Another thing that I found slightly odd is that the disc does not feature a main menu. Now I know that Blu-ray features interactive ‘in-film’ menus, but the lack of a main menu just makes this release feel cheap. It’s like they couldn’t be bothered (which I guess they couldn’t). Most of the other titles in my collection have menus, but the majority of those are Sony, Tartan and Optimum efforts. Perhaps it’s just Fox that can’t be bothered…


Okay, so it’s lacking when it comes to bonus material, but this is still the best that RoboCop has looked and sounded outside of a cinema. It’s not exactly the kind of stunning presentation I was expecting from Blu-ray, but that has more to do with the source material than the home video format. While I’d never use the disc as demo material (reference quality this ain’t), it made for a gentle and fairly pleasant introduction to the wonders of high definition and one that I’d recommend to fans of the film.

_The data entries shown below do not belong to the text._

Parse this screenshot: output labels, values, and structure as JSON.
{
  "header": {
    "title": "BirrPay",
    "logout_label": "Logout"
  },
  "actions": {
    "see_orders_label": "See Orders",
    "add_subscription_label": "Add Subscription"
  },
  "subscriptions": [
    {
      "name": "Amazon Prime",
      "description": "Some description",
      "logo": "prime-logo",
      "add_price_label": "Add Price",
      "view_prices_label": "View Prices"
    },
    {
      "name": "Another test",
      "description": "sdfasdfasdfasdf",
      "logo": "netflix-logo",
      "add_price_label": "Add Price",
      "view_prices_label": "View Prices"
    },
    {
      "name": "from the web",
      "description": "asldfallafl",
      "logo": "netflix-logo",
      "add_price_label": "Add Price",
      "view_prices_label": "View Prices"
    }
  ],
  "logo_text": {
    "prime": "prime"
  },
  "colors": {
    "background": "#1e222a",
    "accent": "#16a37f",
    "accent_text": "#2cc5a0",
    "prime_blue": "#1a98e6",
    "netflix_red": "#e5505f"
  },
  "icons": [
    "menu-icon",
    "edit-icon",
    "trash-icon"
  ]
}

Of course, if we’ve learned anything from DVD it is that studios love to squeeze every last penny from consumers by releasing multiple incarnations of our favourite films, so those of you who love your extras might want to hold off until a more comprehensive package is available. I briefly considered making some kind of ‘your move creep’ joke to round things off, but in the end I thought better of it. Oh, bugger...

* Note: The above images are taken from the Blu-ray release and resized for the page. Full-resolution captures are available by clicking individual images, but due to .jpg compression they are not necessarily representative of the quality of the transfer.